● RECORDS FOR THE EXERCISE:

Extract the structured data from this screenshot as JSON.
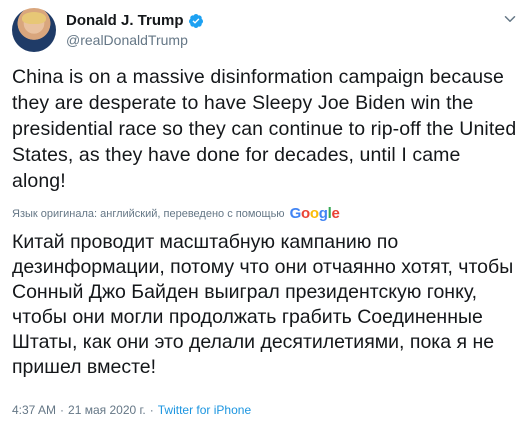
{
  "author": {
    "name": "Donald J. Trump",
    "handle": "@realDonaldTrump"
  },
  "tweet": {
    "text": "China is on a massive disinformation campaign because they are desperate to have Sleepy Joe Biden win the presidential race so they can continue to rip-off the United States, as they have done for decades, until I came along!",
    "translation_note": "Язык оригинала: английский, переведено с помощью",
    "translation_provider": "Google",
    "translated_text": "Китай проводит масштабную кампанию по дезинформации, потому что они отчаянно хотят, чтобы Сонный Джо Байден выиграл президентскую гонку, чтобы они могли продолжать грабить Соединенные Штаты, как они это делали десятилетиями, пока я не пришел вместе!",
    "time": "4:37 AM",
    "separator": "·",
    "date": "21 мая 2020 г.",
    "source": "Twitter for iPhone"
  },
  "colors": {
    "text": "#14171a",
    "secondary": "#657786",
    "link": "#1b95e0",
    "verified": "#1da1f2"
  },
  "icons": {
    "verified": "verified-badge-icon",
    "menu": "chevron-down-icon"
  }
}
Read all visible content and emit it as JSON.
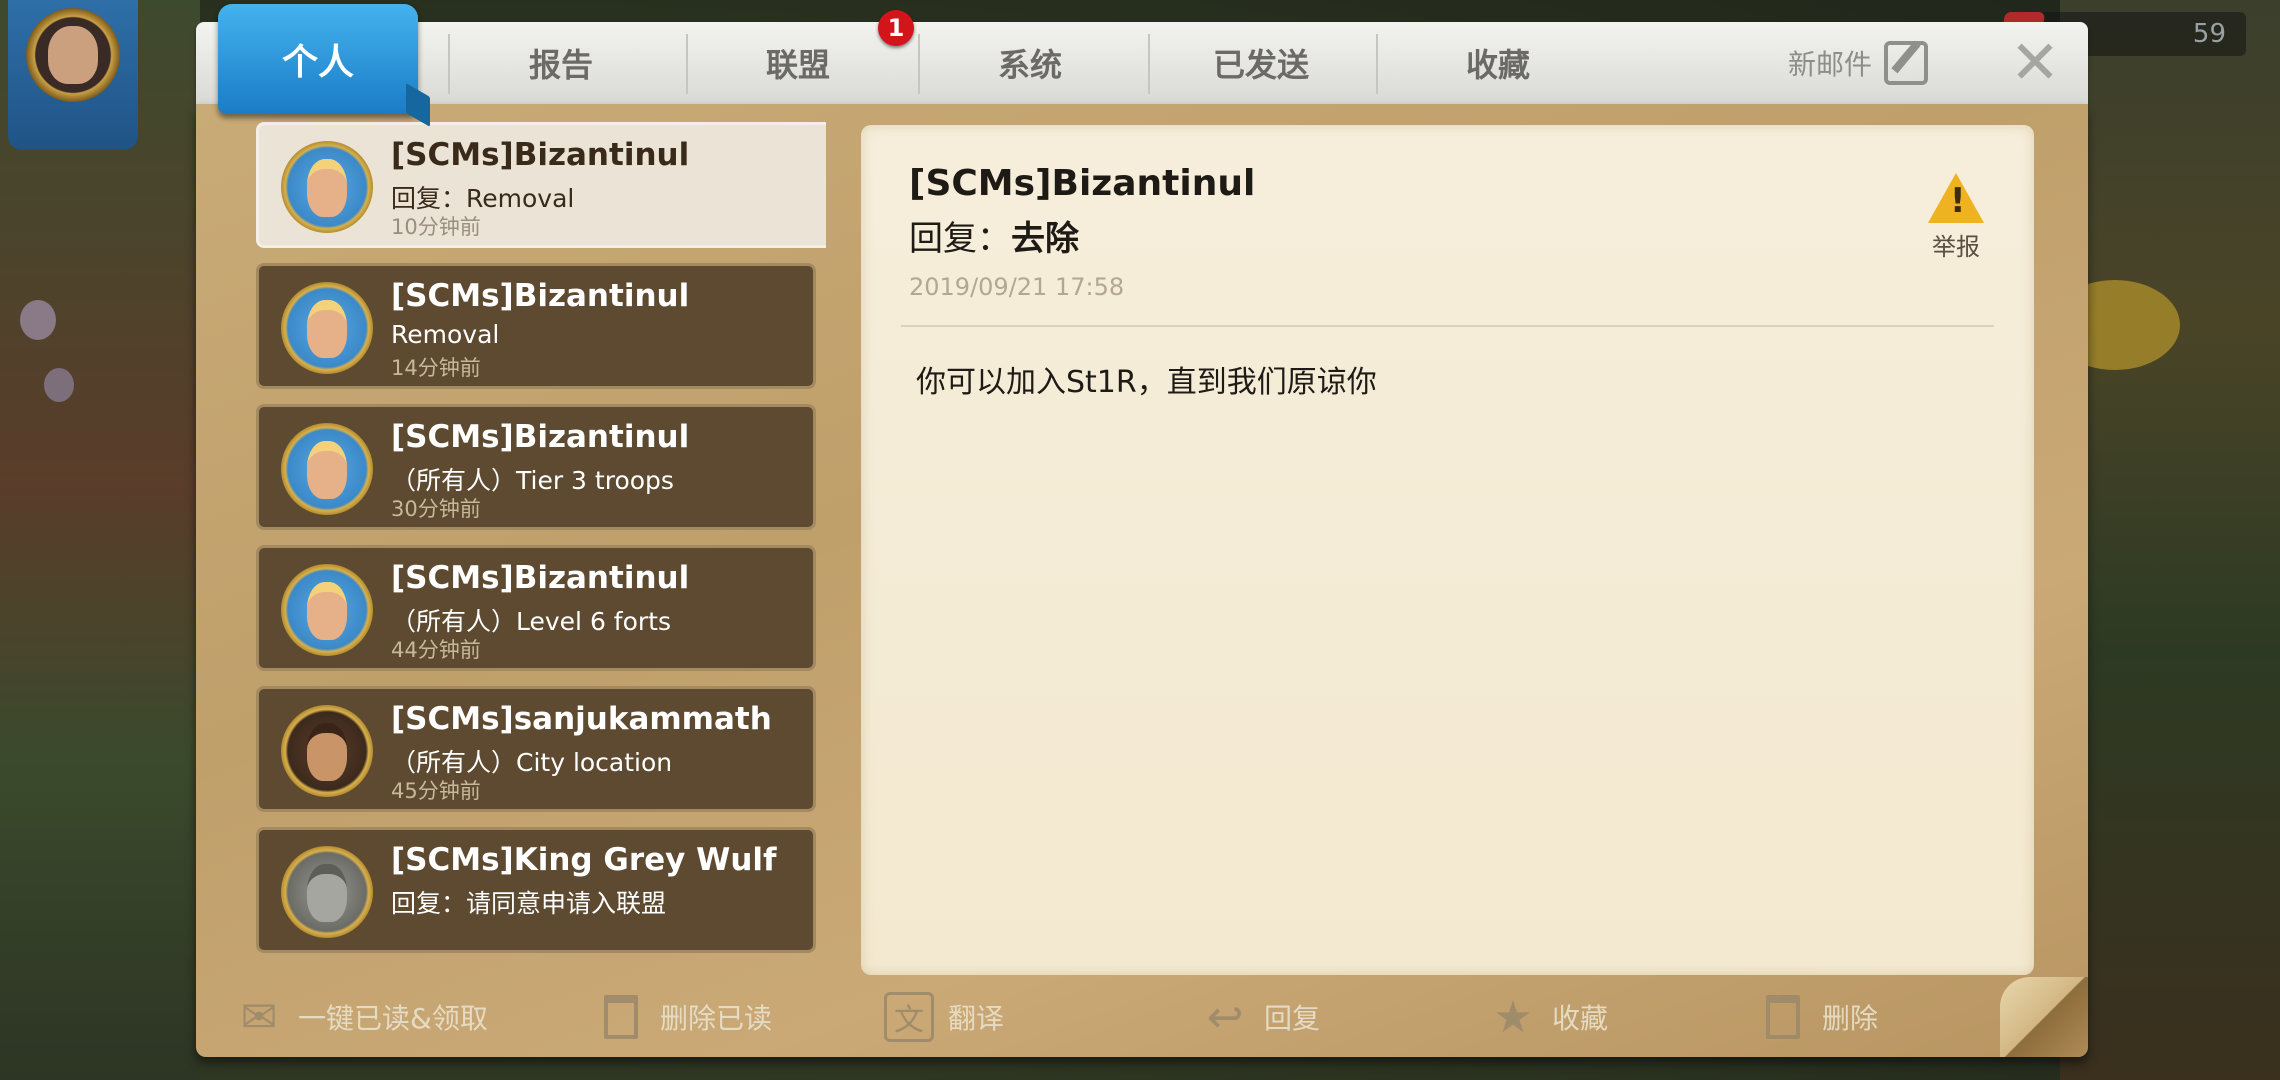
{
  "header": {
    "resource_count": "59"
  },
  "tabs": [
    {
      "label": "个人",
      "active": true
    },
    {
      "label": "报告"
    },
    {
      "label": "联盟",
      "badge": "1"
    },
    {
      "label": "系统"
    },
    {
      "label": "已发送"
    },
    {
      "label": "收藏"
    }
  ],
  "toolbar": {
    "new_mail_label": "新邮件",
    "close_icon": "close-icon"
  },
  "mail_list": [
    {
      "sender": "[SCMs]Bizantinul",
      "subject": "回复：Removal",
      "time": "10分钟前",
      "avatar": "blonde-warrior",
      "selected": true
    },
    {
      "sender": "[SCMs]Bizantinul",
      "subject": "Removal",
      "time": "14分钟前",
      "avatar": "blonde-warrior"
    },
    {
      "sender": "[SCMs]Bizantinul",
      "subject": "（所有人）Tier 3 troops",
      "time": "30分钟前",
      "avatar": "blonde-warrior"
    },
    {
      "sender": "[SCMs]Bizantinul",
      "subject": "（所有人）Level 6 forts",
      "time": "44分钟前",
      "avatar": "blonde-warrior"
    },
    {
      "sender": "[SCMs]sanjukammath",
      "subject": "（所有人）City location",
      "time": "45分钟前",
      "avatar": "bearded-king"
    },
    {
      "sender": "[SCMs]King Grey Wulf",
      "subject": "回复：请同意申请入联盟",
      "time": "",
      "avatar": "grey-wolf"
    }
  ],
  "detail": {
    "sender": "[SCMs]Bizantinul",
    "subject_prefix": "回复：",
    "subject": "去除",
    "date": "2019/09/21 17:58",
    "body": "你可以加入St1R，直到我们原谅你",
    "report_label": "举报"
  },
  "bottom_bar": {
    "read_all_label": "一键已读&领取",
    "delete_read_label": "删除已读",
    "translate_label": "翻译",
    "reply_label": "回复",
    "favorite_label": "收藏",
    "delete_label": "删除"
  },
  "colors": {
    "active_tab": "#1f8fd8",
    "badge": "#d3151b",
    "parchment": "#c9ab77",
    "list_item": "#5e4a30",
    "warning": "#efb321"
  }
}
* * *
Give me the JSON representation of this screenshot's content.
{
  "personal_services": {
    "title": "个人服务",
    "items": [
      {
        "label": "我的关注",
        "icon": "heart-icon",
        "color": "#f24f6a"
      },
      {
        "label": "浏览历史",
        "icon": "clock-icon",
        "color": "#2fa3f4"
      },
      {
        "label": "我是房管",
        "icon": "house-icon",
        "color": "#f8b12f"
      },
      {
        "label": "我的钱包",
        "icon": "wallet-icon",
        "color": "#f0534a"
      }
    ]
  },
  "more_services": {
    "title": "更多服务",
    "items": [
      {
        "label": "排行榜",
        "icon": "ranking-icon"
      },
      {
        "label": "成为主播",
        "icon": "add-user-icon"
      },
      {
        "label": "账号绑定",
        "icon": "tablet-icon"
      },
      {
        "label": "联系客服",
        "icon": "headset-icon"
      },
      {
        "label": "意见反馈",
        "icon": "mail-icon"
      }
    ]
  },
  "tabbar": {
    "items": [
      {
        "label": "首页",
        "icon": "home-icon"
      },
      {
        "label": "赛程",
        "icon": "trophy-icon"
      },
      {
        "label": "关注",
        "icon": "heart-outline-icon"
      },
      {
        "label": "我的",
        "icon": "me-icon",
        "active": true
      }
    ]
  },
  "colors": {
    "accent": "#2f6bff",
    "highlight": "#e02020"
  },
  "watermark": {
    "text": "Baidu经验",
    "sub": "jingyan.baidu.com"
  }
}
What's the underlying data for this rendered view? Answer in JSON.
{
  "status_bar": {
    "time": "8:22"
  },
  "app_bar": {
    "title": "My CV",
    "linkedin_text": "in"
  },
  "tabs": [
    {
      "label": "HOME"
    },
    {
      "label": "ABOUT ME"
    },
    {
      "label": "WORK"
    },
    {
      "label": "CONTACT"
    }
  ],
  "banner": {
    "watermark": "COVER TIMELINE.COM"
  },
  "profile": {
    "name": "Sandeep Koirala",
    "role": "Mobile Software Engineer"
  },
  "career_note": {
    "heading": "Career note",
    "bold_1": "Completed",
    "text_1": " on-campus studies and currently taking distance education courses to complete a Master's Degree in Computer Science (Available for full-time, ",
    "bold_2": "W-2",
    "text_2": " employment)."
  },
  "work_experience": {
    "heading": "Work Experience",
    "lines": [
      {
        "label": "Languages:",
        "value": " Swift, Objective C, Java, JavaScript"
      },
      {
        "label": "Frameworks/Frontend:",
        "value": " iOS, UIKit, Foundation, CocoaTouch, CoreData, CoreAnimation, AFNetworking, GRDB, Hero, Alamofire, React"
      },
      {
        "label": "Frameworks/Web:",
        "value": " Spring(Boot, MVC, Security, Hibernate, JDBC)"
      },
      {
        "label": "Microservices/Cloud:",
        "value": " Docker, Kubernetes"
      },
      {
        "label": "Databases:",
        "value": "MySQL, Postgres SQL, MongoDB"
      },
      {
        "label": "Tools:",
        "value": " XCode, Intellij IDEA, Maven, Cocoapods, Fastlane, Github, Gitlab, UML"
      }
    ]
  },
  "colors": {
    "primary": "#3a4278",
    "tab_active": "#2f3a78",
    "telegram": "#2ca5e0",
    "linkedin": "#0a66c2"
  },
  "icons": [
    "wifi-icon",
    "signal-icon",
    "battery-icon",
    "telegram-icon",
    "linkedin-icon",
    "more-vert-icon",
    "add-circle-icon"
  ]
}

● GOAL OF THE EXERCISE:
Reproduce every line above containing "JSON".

● RESULT OF THIS EXERCISE:
Extract the structured data from this screenshot as JSON.
Read all visible content and emit it as JSON.
Give me the JSON representation of this screenshot's content.
What's the underlying data for this rendered view? Answer in JSON.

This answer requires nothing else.